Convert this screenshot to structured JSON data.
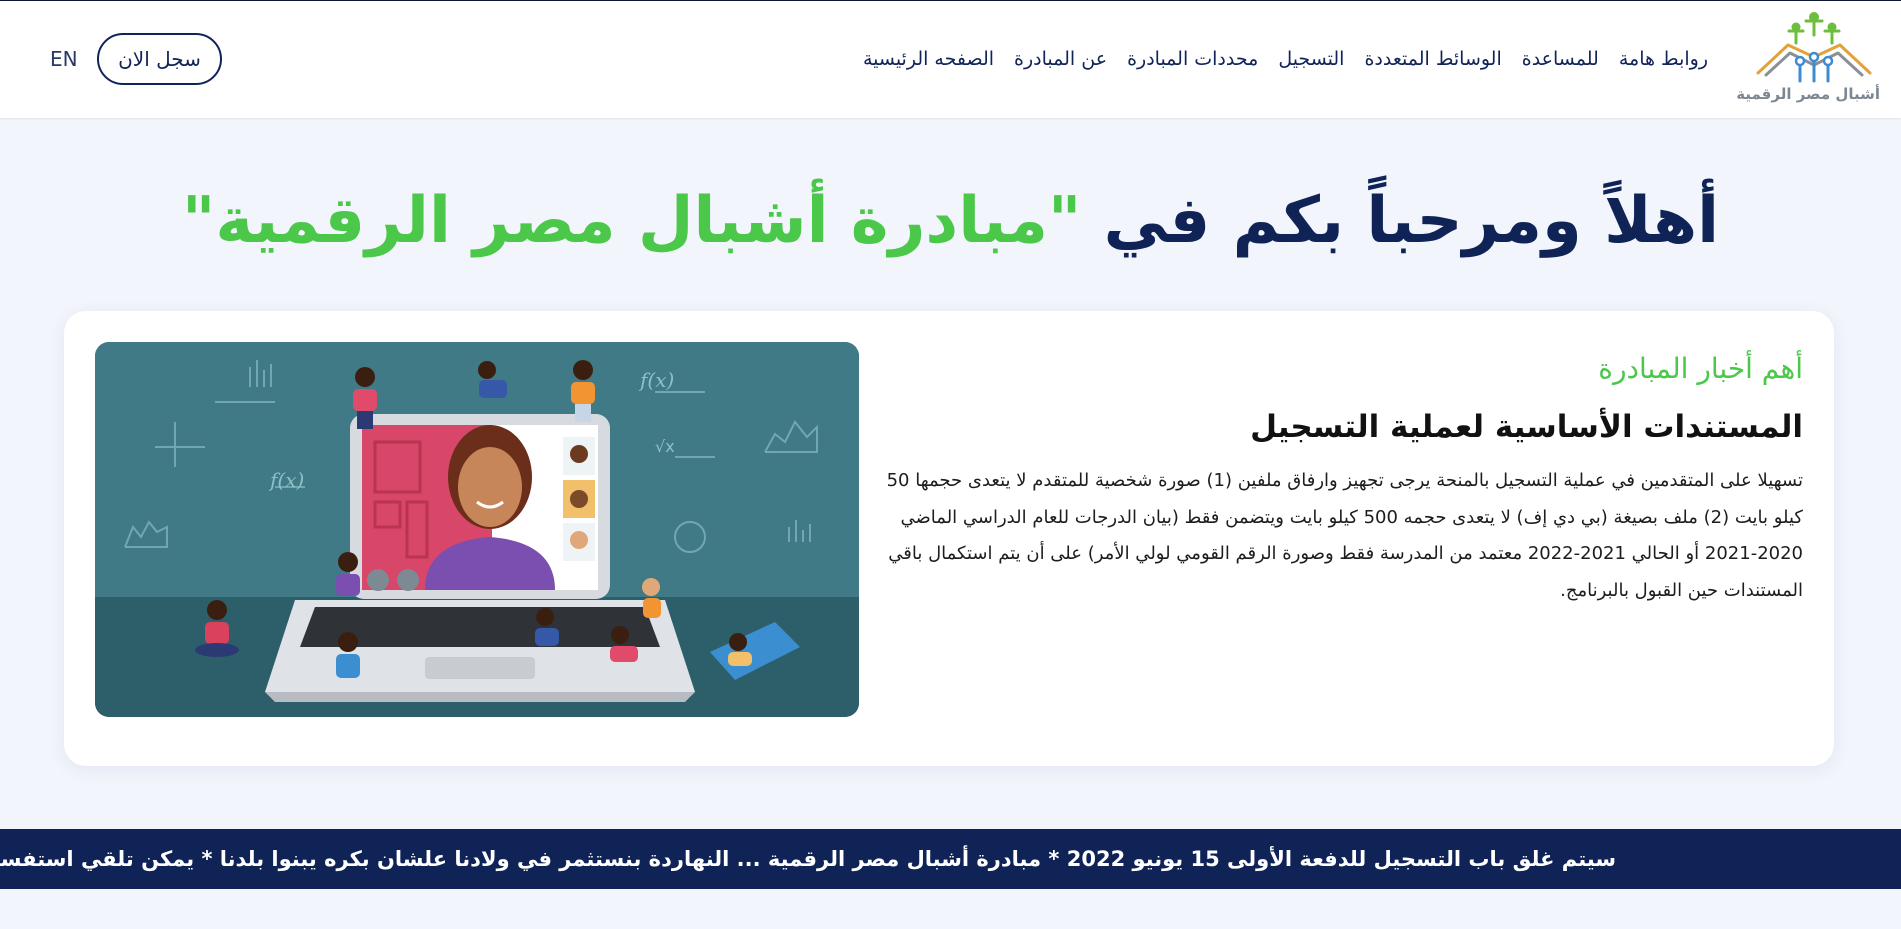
{
  "header": {
    "logo_text": "أشبال مصر الرقمية",
    "nav": [
      {
        "label": "الصفحه الرئيسية"
      },
      {
        "label": "عن المبادرة"
      },
      {
        "label": "محددات المبادرة"
      },
      {
        "label": "التسجيل"
      },
      {
        "label": "الوسائط المتعددة"
      },
      {
        "label": "للمساعدة"
      },
      {
        "label": "روابط هامة"
      }
    ],
    "register_label": "سجل الان",
    "lang_label": "EN"
  },
  "hero": {
    "title_prefix": "أهلاً ومرحباً بكم في ",
    "title_accent": "\"مبادرة أشبال مصر الرقمية\""
  },
  "news": {
    "label": "أهم أخبار المبادرة",
    "title": "المستندات الأساسية لعملية التسجيل",
    "body": "تسهيلا على المتقدمين في عملية التسجيل بالمنحة يرجى تجهيز وارفاق ملفين (1) صورة شخصية للمتقدم لا يتعدى حجمها 50 كيلو بايت (2) ملف بصيغة (بي دي إف) لا يتعدى حجمه 500 كيلو بايت ويتضمن فقط (بيان الدرجات للعام الدراسي الماضي 2020-2021 أو الحالي 2021-2022 معتمد من المدرسة فقط وصورة الرقم القومي لولي الأمر) على أن يتم استكمال باقي المستندات حين القبول بالبرنامج."
  },
  "ticker": {
    "text": "سيتم غلق باب التسجيل للدفعة الأولى 15 يونيو 2022 * مبادرة أشبال مصر الرقمية ... النهاردة بنستثمر في ولادنا علشان بكره يبنوا بلدنا * يمكن تلقي استفساراتكم"
  },
  "colors": {
    "navy": "#0f2356",
    "green": "#4bc74a",
    "page_bg": "#f2f5fc",
    "illustration_bg": "#3f7a86"
  },
  "icons": {
    "logo": "ashbal-logo-icon",
    "illustration": "online-learning-illustration"
  }
}
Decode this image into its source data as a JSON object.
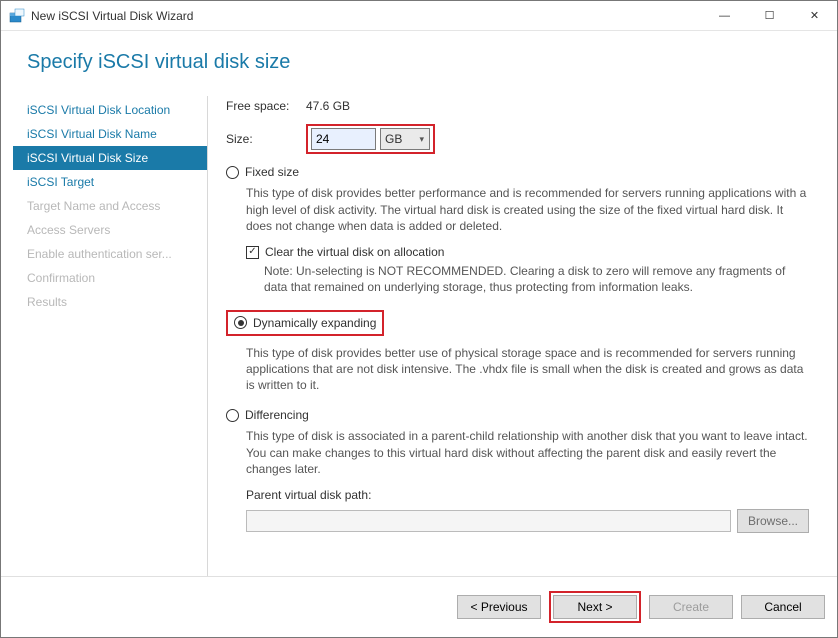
{
  "window": {
    "title": "New iSCSI Virtual Disk Wizard"
  },
  "page": {
    "heading": "Specify iSCSI virtual disk size"
  },
  "sidebar": {
    "items": [
      {
        "label": "iSCSI Virtual Disk Location",
        "state": "enabled"
      },
      {
        "label": "iSCSI Virtual Disk Name",
        "state": "enabled"
      },
      {
        "label": "iSCSI Virtual Disk Size",
        "state": "selected"
      },
      {
        "label": "iSCSI Target",
        "state": "enabled"
      },
      {
        "label": "Target Name and Access",
        "state": "disabled"
      },
      {
        "label": "Access Servers",
        "state": "disabled"
      },
      {
        "label": "Enable authentication ser...",
        "state": "disabled"
      },
      {
        "label": "Confirmation",
        "state": "disabled"
      },
      {
        "label": "Results",
        "state": "disabled"
      }
    ]
  },
  "main": {
    "free_space_label": "Free space:",
    "free_space_value": "47.6 GB",
    "size_label": "Size:",
    "size_value": "24",
    "size_unit": "GB",
    "fixed": {
      "label": "Fixed size",
      "desc": "This type of disk provides better performance and is recommended for servers running applications with a high level of disk activity. The virtual hard disk is created using the size of the fixed virtual hard disk. It does not change when data is added or deleted.",
      "clear_label": "Clear the virtual disk on allocation",
      "clear_note": "Note: Un-selecting is NOT RECOMMENDED. Clearing a disk to zero will remove any fragments of data that remained on underlying storage, thus protecting from information leaks."
    },
    "dynamic": {
      "label": "Dynamically expanding",
      "desc": "This type of disk provides better use of physical storage space and is recommended for servers running applications that are not disk intensive. The .vhdx file is small when the disk is created and grows as data is written to it."
    },
    "diff": {
      "label": "Differencing",
      "desc": "This type of disk is associated in a parent-child relationship with another disk that you want to leave intact. You can make changes to this virtual hard disk without affecting the parent disk and easily revert the changes later.",
      "path_label": "Parent virtual disk path:",
      "browse_label": "Browse..."
    }
  },
  "footer": {
    "previous": "< Previous",
    "next": "Next >",
    "create": "Create",
    "cancel": "Cancel"
  }
}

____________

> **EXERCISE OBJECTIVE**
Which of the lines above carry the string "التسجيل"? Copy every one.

> **SOLVED PROBLEM**
        "label": "التسجيل"
    "title": "المستندات الأساسية لعملية التسجيل",
    "body": "تسهيلا على المتقدمين في عملية التسجيل بالمنحة يرجى تجهيز وارفاق ملفين (1) صورة شخصية للمتقدم لا يتعدى حجمها 50 كيلو بايت (2) ملف بصيغة (بي دي إف) لا يتعدى حجمه 500 كيلو بايت ويتضمن فقط (بيان الدرجات للعام الدراسي الماضي 2020-2021 أو الحالي 2021-2022 معتمد من المدرسة فقط وصورة الرقم القومي لولي الأمر) على أن يتم استكمال باقي المستندات حين القبول بالبرنامج."
    "text": "سيتم غلق باب التسجيل للدفعة الأولى 15 يونيو 2022 * مبادرة أشبال مصر الرقمية ... النهاردة بنستثمر في ولادنا علشان بكره يبنوا بلدنا * يمكن تلقي استفساراتكم"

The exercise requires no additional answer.